Your objective => Count the lines in the records that hold the string "this". Only the number should be given.

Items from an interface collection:
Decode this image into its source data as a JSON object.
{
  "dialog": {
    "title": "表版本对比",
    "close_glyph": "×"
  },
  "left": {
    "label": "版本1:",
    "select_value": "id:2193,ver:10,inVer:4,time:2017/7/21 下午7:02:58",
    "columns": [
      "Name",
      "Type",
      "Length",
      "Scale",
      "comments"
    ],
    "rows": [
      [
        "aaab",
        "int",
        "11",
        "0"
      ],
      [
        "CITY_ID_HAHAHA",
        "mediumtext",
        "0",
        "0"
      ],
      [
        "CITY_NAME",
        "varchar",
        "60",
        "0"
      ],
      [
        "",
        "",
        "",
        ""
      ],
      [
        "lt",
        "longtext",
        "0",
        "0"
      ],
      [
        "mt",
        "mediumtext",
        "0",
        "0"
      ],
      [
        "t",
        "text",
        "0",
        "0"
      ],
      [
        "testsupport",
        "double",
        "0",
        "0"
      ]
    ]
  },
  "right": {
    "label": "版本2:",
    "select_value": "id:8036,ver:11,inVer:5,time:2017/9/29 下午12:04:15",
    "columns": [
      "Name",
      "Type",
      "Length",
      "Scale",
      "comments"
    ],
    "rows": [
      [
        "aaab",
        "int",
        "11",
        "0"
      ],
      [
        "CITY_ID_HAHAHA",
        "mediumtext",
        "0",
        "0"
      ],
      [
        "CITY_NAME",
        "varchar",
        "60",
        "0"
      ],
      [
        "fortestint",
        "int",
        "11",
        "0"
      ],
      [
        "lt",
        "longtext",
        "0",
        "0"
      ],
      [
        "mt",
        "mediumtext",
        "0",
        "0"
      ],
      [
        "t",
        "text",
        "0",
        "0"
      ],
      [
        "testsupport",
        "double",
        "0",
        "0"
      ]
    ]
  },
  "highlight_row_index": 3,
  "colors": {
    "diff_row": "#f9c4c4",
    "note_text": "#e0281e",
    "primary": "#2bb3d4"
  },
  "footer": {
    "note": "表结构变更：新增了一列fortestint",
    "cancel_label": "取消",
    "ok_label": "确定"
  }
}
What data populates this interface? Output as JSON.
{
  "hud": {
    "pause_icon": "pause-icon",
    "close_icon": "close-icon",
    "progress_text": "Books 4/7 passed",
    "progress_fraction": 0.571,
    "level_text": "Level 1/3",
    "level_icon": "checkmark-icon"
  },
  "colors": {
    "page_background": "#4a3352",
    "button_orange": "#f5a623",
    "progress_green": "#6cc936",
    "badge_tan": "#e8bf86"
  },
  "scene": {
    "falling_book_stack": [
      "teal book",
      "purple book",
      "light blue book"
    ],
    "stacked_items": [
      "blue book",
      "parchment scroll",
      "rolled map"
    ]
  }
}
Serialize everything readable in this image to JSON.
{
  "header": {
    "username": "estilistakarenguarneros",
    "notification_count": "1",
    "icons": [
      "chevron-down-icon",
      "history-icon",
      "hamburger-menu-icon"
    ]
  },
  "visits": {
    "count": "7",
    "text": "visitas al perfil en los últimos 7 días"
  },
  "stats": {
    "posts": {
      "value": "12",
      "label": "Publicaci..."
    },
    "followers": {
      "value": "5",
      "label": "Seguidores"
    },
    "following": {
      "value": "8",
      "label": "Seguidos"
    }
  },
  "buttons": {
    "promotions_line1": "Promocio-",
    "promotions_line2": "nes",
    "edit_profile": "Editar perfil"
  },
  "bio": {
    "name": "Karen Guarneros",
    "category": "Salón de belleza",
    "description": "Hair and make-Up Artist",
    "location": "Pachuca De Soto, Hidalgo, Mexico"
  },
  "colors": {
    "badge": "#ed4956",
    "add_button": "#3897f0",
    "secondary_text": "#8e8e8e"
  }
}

Solution => 3